---------- Extracted data ----------

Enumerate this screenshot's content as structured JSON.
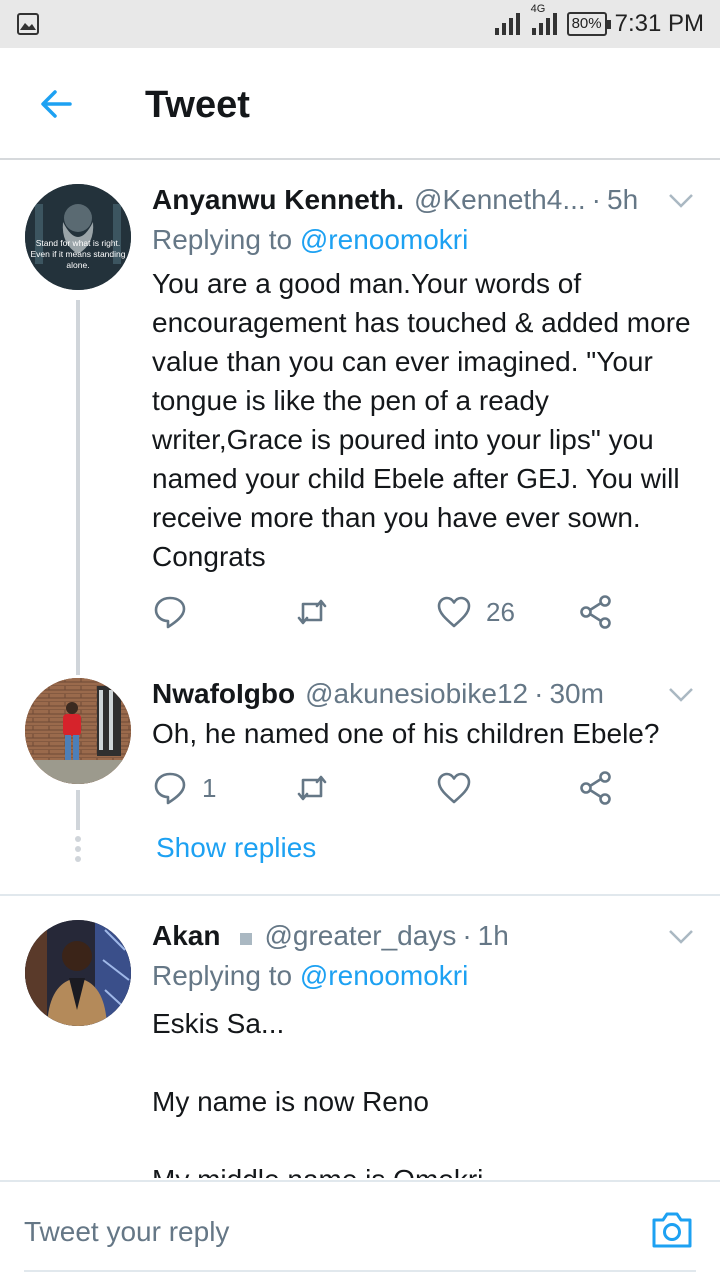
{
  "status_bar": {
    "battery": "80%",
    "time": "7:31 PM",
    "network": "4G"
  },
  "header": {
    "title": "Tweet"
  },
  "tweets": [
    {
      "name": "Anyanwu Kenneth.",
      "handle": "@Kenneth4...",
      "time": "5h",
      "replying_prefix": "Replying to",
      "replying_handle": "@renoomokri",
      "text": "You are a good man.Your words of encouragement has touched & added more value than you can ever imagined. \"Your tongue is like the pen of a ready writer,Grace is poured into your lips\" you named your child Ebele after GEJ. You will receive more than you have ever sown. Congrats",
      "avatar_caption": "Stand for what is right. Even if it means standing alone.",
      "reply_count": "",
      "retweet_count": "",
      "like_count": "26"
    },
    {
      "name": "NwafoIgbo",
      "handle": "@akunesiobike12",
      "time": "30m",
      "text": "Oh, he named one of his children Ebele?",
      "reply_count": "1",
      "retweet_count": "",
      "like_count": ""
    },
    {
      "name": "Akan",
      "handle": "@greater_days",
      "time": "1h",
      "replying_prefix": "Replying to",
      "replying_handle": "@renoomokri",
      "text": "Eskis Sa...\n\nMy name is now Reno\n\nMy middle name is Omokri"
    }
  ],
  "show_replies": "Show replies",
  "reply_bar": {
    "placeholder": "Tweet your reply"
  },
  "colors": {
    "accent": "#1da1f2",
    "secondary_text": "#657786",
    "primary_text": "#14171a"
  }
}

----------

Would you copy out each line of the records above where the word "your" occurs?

      "text": "You are a good man.Your words of encouragement has touched & added more value than you can ever imagined. \"Your tongue is like the pen of a ready writer,Grace is poured into your lips\" you named your child Ebele after GEJ. You will receive more than you have ever sown. Congrats",
    "placeholder": "Tweet your reply"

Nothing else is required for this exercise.